How do they reproduce? They don’t even reach sexual maturity until between 18 to 22 years old  [2]. Once mature, Blanding’s turtles reproduce by sexual reproduction. They lay eggs in the soil and research indicates that reproductive rate does not decrease with age [1].

How do scientists know how old they are? Currently one must know the hatching date of a turtle to know how old it is. I hope that a non-invasive technique will be implemented very soon so that researchers may estimate the ages of animals with unknown hatch dates. This is my one shout out to Dr. Neil Copes – perhaps  DNA methylation levels  may uncover the unknown ages of so many interesting species.

So what are we lacking? I’m currently lacking a 50 acre farm where I can house a bunch of long-lived animals (translation: I will have the cutest property ever).

  • There’s no nuclear or mitochondrial genome data uploaded to the NCBI website.
  • As I mentioned above, we have no idea how long these animals can live. There’s a need for precise age estimation techniques, preferably ones that do not require harming the animal. Wouldn’t it be amazing to find an adorable Blanding’s turtle, scrape a tiny bit of skin cells from him and send him on his way, only to find out that he was 200 years old or older? I’d like to think that humans will one day see the magic in this living world of ours.

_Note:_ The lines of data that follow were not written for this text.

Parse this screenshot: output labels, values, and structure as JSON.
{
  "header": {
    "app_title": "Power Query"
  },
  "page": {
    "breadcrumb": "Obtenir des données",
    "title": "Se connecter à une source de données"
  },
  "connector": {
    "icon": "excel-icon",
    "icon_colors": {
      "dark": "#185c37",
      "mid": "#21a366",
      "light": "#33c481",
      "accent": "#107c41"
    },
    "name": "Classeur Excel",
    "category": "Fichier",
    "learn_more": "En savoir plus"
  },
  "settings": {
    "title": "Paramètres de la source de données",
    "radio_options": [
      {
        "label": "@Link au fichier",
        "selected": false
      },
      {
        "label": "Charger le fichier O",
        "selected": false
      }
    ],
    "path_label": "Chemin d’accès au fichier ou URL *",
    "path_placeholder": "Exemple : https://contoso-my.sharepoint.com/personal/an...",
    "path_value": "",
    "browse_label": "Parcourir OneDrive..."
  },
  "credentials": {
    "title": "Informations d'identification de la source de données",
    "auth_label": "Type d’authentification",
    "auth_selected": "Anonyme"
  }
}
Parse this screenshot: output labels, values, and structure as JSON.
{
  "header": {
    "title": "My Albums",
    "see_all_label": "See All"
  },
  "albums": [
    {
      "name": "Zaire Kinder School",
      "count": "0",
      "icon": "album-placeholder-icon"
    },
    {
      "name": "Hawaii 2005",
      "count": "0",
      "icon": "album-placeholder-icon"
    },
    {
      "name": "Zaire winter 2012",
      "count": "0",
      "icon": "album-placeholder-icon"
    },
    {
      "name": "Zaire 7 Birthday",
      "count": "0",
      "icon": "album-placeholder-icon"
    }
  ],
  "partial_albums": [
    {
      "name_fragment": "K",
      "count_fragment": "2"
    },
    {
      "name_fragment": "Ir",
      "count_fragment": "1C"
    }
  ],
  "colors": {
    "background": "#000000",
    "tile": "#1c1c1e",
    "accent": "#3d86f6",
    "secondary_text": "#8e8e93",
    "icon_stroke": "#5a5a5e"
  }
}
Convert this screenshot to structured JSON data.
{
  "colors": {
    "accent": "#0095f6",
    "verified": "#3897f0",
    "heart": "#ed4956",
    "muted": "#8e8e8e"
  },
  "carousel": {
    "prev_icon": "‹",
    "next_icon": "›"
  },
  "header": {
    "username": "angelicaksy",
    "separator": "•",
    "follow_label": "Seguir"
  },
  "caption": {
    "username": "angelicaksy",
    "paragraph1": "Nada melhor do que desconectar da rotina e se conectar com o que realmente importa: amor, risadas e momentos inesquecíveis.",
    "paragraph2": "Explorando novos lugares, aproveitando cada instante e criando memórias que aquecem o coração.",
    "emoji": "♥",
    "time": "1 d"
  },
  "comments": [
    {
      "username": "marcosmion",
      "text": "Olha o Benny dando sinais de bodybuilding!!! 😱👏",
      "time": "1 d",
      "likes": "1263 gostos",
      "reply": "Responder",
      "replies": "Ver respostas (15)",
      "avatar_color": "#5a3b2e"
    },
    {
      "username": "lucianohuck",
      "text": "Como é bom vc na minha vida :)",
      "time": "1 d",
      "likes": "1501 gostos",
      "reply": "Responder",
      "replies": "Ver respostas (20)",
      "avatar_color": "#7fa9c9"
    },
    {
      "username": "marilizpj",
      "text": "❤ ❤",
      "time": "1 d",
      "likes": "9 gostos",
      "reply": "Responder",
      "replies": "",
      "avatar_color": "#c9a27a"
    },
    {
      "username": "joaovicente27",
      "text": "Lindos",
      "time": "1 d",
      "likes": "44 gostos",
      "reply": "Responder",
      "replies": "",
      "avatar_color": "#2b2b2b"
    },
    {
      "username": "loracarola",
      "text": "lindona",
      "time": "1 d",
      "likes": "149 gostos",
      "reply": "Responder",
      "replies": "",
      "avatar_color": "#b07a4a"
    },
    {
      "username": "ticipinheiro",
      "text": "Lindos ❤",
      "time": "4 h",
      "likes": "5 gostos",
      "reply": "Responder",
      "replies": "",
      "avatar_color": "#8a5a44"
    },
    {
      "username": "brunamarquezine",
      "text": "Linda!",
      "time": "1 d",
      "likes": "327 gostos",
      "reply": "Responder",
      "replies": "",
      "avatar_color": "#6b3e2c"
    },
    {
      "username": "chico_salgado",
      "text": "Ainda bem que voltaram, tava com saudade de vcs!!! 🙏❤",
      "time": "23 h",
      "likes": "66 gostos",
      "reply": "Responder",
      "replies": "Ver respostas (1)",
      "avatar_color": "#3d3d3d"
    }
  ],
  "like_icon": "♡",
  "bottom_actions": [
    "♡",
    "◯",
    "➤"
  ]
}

Conservation status: For as upbeat and happy as this post is, the conservation status is not. Blanding’s turtle is listed as endangered and declining by the IUCN. Thanks to habitat destruction, illegal animal collection and trade, and increasing road mortality, the future looks pretty bleak for Blanding’s turtles. I cannot stress enough the need for education in habitat destruction for everyone. Yes, a new road cuts your trip time down by 10 minutes. You know what else it cuts down? Swamps, trees, and habitats that animals so desperately need to survive. We’re all struggling to live the best we can, so how about sprinkling some empathy for those who cannot adapt to our greedy wants. We are a species that demands instant gratification without caring about the costs.

Please contact me if you would like to share your knowledge about this species.

  1. Congdon, J. D., et al. “Hypotheses of aging in a long-lived vertebrate, Blanding’s turtle (Emydoidea blandingii).” Experimental gerontology 36.4 (2001): 813-827.
  2. New York State Department of Environmental Conservation. Blanding’s turtle. Accessed 10/30/2016. http://www.dec.ny.gov/animals/7166.html